Now print a character to the coordinates (1,1). Can you guess what that character is? No, it doesn't move yet!
Don't forget the indentation at the beginning of the line, it's extra-important in Python. Make sure you don't mix tabs with spaces for indentation! This comes up often if you copy-and-paste code from the net, and you'll see an error telling you something about the indentation (that's a pretty big clue right there!). Choose one option and stick with it. In this tutorial we're using the 4-spaces convention, but tabs are easy to work with in many editors so they're a valid choice too.
Here we're setting the text color to be white. In RGB color codes, that's 255,255,255 There's a good list of colors you can use here, along with some info about mixing them and all that. Alternatively, we can use hexidecimal color codes. For white, that would be: 0xFFFFFF (note that there are no quotations around it, since Python will read it as a hexidecimal integer, not a string.)

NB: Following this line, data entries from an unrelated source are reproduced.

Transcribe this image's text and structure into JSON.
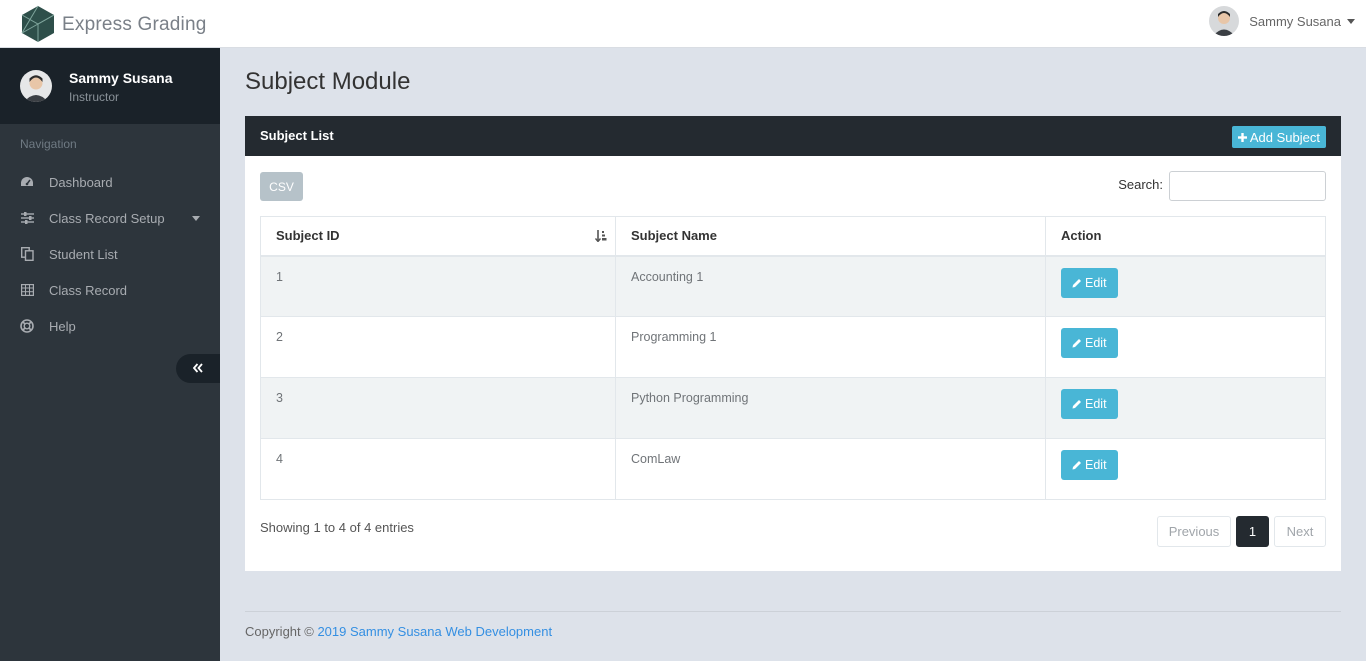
{
  "app": {
    "brand_name": "Express Grading"
  },
  "header": {
    "user_name": "Sammy Susana"
  },
  "sidebar": {
    "profile_name": "Sammy Susana",
    "profile_role": "Instructor",
    "nav_header": "Navigation",
    "items": [
      {
        "label": "Dashboard",
        "icon": "dashboard-icon"
      },
      {
        "label": "Class Record Setup",
        "icon": "sliders-icon"
      },
      {
        "label": "Student List",
        "icon": "copy-icon"
      },
      {
        "label": "Class Record",
        "icon": "table-icon"
      },
      {
        "label": "Help",
        "icon": "lifebuoy-icon"
      }
    ]
  },
  "main": {
    "page_title": "Subject Module",
    "panel_title": "Subject List",
    "add_button": "Add Subject",
    "csv_button": "CSV",
    "search_label": "Search:",
    "search_value": "",
    "columns": [
      "Subject ID",
      "Subject Name",
      "Action"
    ],
    "edit_label": "Edit",
    "rows": [
      {
        "id": "1",
        "name": "Accounting 1"
      },
      {
        "id": "2",
        "name": "Programming 1"
      },
      {
        "id": "3",
        "name": "Python Programming"
      },
      {
        "id": "4",
        "name": "ComLaw"
      }
    ],
    "info": "Showing 1 to 4 of 4 entries",
    "pagination": {
      "previous": "Previous",
      "current": "1",
      "next": "Next"
    }
  },
  "footer": {
    "prefix": "Copyright © ",
    "link_text": "2019 Sammy Susana Web Development"
  },
  "colors": {
    "accent": "#49b6d6",
    "sidebar": "#2d353c",
    "panel_heading": "#242a30",
    "link": "#348fe2"
  }
}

At the end of the main loop you'll always need to present the changes to the screen. This is called flushing the console and is done with the following line.

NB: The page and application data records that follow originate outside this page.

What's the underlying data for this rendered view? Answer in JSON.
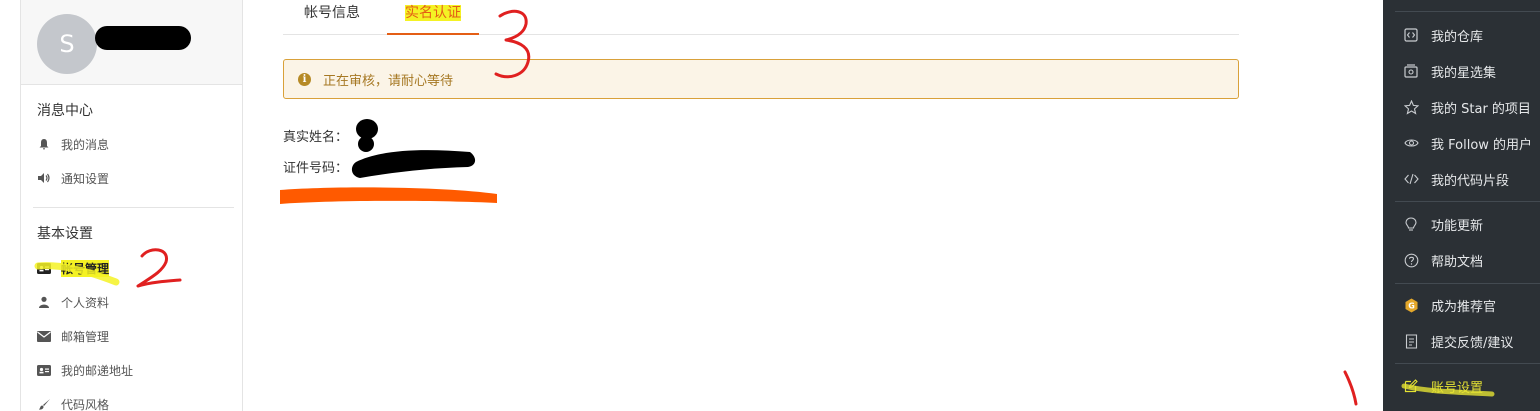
{
  "sidebar": {
    "avatar_letter": "S",
    "sections": [
      {
        "title": "消息中心",
        "items": [
          {
            "label": "我的消息",
            "icon": "bell-icon"
          },
          {
            "label": "通知设置",
            "icon": "volume-icon"
          }
        ]
      },
      {
        "title": "基本设置",
        "items": [
          {
            "label": "帐号管理",
            "icon": "id-card-icon",
            "active": true
          },
          {
            "label": "个人资料",
            "icon": "user-icon"
          },
          {
            "label": "邮箱管理",
            "icon": "envelope-icon"
          },
          {
            "label": "我的邮递地址",
            "icon": "address-card-icon"
          },
          {
            "label": "代码风格",
            "icon": "paintbrush-icon"
          }
        ]
      }
    ]
  },
  "main": {
    "tabs": [
      {
        "label": "帐号信息"
      },
      {
        "label": "实名认证",
        "active": true
      }
    ],
    "alert": "正在审核，请耐心等待",
    "fields": [
      {
        "label": "真实姓名："
      },
      {
        "label": "证件号码："
      }
    ]
  },
  "right_menu": {
    "items": [
      {
        "label": "我的仓库",
        "icon": "code-box-icon"
      },
      {
        "label": "我的星选集",
        "icon": "star-collection-icon"
      },
      {
        "label": "我的 Star 的项目",
        "icon": "star-icon"
      },
      {
        "label": "我 Follow 的用户",
        "icon": "eye-icon"
      },
      {
        "label": "我的代码片段",
        "icon": "code-icon"
      },
      {
        "label": "功能更新",
        "icon": "lightbulb-icon"
      },
      {
        "label": "帮助文档",
        "icon": "question-circle-icon"
      },
      {
        "label": "成为推荐官",
        "icon": "badge-icon"
      },
      {
        "label": "提交反馈/建议",
        "icon": "edit-document-icon"
      },
      {
        "label": "账号设置",
        "icon": "edit-icon"
      }
    ]
  },
  "annotations": [
    "1",
    "2",
    "3"
  ],
  "colors": {
    "accent": "#e45e15",
    "alert_bg": "#fbf4e7",
    "alert_border": "#d9a13a",
    "right_menu_bg": "#2b3035",
    "highlight": "#f4f224",
    "annotation_red": "#e02020",
    "underline_orange": "#ff5a00"
  }
}
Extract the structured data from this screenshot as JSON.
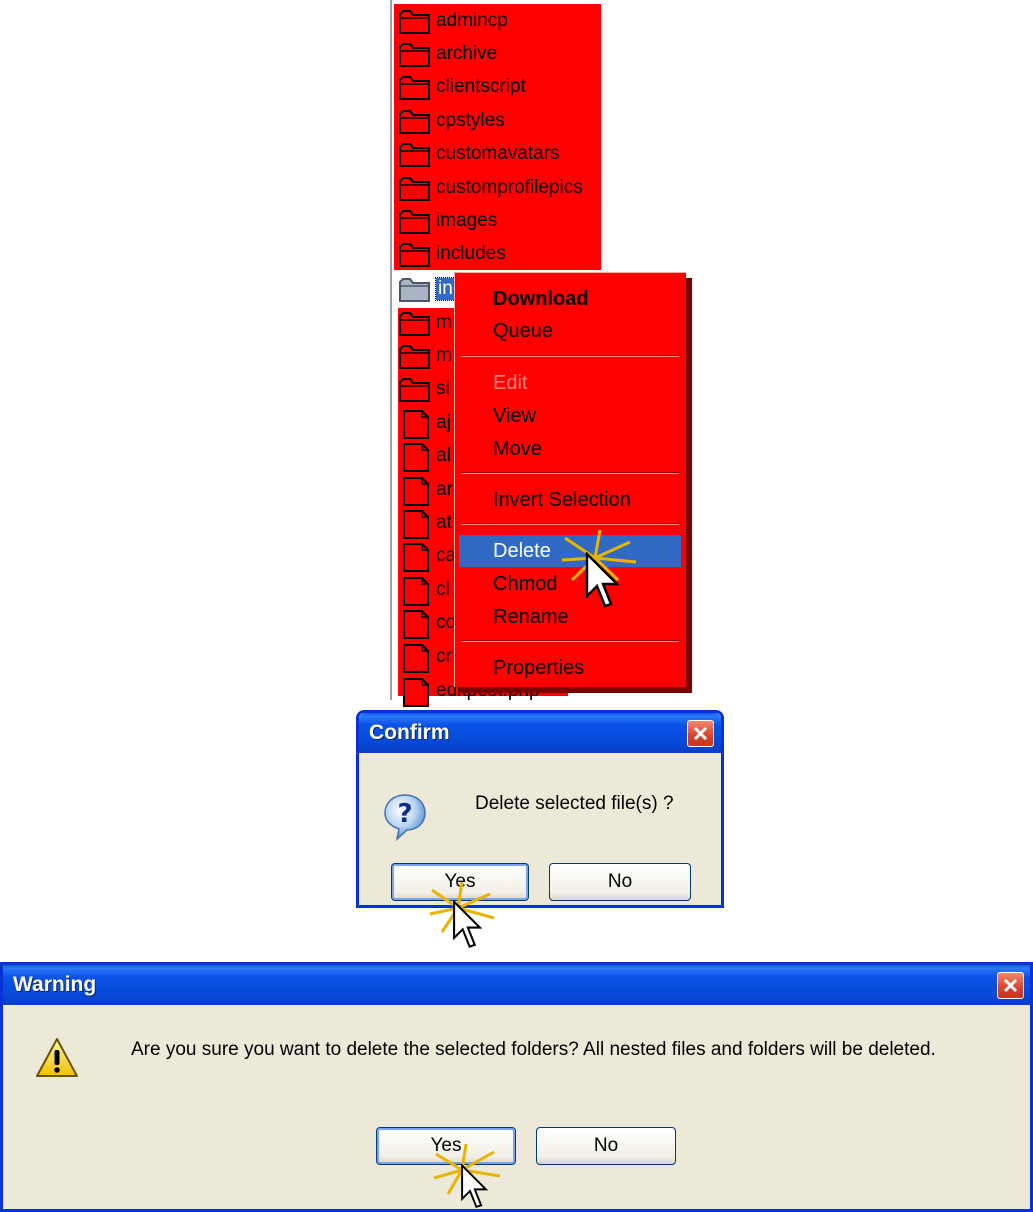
{
  "file_list": {
    "folders_top": [
      "admincp",
      "archive",
      "clientscript",
      "cpstyles",
      "customavatars",
      "customprofilepics",
      "images",
      "includes"
    ],
    "selected_item_visible": "in",
    "partial_rows": [
      "m",
      "m",
      "si",
      "aj",
      "al",
      "ar",
      "at",
      "ca",
      "cl",
      "co",
      "cr"
    ],
    "last_row_partial": "editpost.php"
  },
  "context_menu": {
    "items": [
      {
        "label": "Download",
        "bold": true
      },
      {
        "label": "Queue"
      },
      {
        "label": "Edit",
        "disabled": true
      },
      {
        "label": "View"
      },
      {
        "label": "Move"
      },
      {
        "label": "Invert Selection"
      },
      {
        "label": "Delete",
        "active": true
      },
      {
        "label": "Chmod"
      },
      {
        "label": "Rename"
      },
      {
        "label": "Properties"
      }
    ]
  },
  "confirm_dialog": {
    "title": "Confirm",
    "icon": "question-icon",
    "message": "Delete selected file(s) ?",
    "yes_label": "Yes",
    "no_label": "No"
  },
  "warning_dialog": {
    "title": "Warning",
    "icon": "warning-icon",
    "message": "Are you sure you want to delete the selected folders?  All nested files and folders will be deleted.",
    "yes_label": "Yes",
    "no_label": "No"
  },
  "colors": {
    "highlight": "#ff0000",
    "selection": "#316ac5",
    "xp_title": "#0a53e8",
    "dialog_face": "#ece9d8"
  }
}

Ta-da! You're done. Run that code and give yourself a pat on the back!
Note that since we don't have any input handling code, the game may crash on exit (it won't process the OS's requests to close). Oops! Don't worry though, this problem will go away as soon as we add keyboard support.
Here's the complete code so far.
That was pretty neat, huh? Now we're going to move around that @ with the keys!
First, we need to keep track of the player's position. We'll use these variables for that, and take the opportunity to initialize them to the center of the screen instead of the top-left corner. This can go just before the main loop.
There are functions to check for pressed keys. When that happens, just change the coordinates accordingly. Then, print the @ at those coordinates. We'll make a separate function to handle the keys.
Done! These are the arrow keys, if you want to use other keys here's a reference. Most codes are self-explanatory. KP stands for keypad.
While we're at it, why not include keys to toggle fullscreen mode, and exit the game? You can put this just above the movement keys.
From now on, we'll show code for a real-time game with a green background, and code for a turn-based game with a blue background.
So far, we've been writing a turn-based game. Then the game won't go on unless the player presses a key. So effectively you have a turn-based game now. However, we'll introduce another option at this point. If we comment out the line user_input = tdl.event.key_wait() and replace it with the following block of code, we'll have a real-time game:
This works because tdl.event.get() won't block the game.
Now, the main loop needs to call this function in order for it to work. If the returned value is True, then we "break" from the main loop, ending the game. The inside of the main loop should now look like this:
The reason why we draw stuff before handling key input is that, in a turn-based game, the first screen is shown before the first key is pressed (otherwise the first screen would be blank).
One more thing! If you try that, you'll see that moving you leave around a trail of little @'s. That's not what we want! We need to clear the character at the last position before moving to the new one, this can be done by simply printing a space there. Put this just before exit_game = handle_keys().
Here's a rundown of the whole code so far.